Tassa vaḍḍhanti vedanā anekā rūpasambhavā
Abhijjhā ca vihesā ca cittamassūpahaññati
(Th.v.794-5).

Illustrations

Illustration: abhijjhā, greed

He, having abandoned these five hindrances which are spiritual defilements and weakening to penetrative discernment, abides contemplating the nature of the body, vigorously, fully consciously, and mindfully, having eliminated greed and dejection in regard to the world (of phenomena).
☸ So ime pañca nīvaraṇe pahāya cetaso upakkilese paññāya dubbalikaraṇe kāye kāyānupassī viharati ātāpī sampajāno satimā vineyya loke abhijjhādomanassaṃ (M.3.136).
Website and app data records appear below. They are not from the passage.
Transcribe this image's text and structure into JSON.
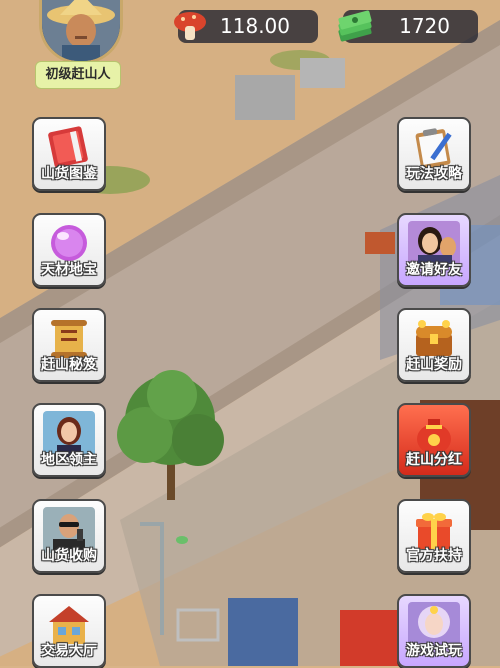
{
  "player": {
    "rank": "初级赶山人"
  },
  "currencies": {
    "mushroom": {
      "icon": "mushroom-icon",
      "value": "118.00"
    },
    "cash": {
      "icon": "cash-stack-icon",
      "value": "1720"
    }
  },
  "menu_left": [
    {
      "label": "山货图鉴",
      "icon": "red-book-icon"
    },
    {
      "label": "天材地宝",
      "icon": "purple-orb-icon"
    },
    {
      "label": "赶山秘笈",
      "icon": "scroll-icon"
    },
    {
      "label": "地区领主",
      "icon": "lady-portrait-icon"
    },
    {
      "label": "山货收购",
      "icon": "buyer-portrait-icon"
    },
    {
      "label": "交易大厅",
      "icon": "trading-hall-icon"
    }
  ],
  "menu_right": [
    {
      "label": "玩法攻略",
      "icon": "clipboard-pen-icon"
    },
    {
      "label": "邀请好友",
      "icon": "friends-portrait-icon"
    },
    {
      "label": "赶山奖励",
      "icon": "treasure-chest-icon"
    },
    {
      "label": "赶山分红",
      "icon": "red-money-bag-icon"
    },
    {
      "label": "官方扶持",
      "icon": "gift-box-icon"
    },
    {
      "label": "游戏试玩",
      "icon": "fantasy-character-icon"
    }
  ]
}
Illustration: abhijjhā, greed

―’What do you think, Sāḷha: is there greed (lobho)?’
Taṃ kiṃ maññatha sāḷhā atthi lobho ti?

―’Yes, bhante.

―’I call it greed (abhijjhā), Sāḷha.
☸ Abhijjhā ti kho ahaṃ sāḷhā etamatthaṃ vadāmi
(A.1.194).

Illustration: abhijjhā, greed

There are these four spiritual shackles
cattārome bhikkhave ganthā

• the spiritual shackle of greed
abhijjhā kāyagantho

• the spiritual shackle of ill will
vyāpādo kāyagantho

• the spiritual shackle of adherence to observances and practices
sīlabbataparāmāso kāyagantho

• the spiritual shackle of stubborn attachment to dogmatic opinions.
idaṃsaccābhiniveso kāyagantho (S.5.59).

Illustration: abhijjhālu, greedy

In this regard, some person is

• greedy (abhijjhālu hoti) and abides with a greedy attitude (abhijjhāsahagatāya saññāya viharati);

• unbenevolent (vyāpādavā) and abides with an unbenevolent attitude

• malicious (vihesavā) and abides with a malicious attitude (M.3.55).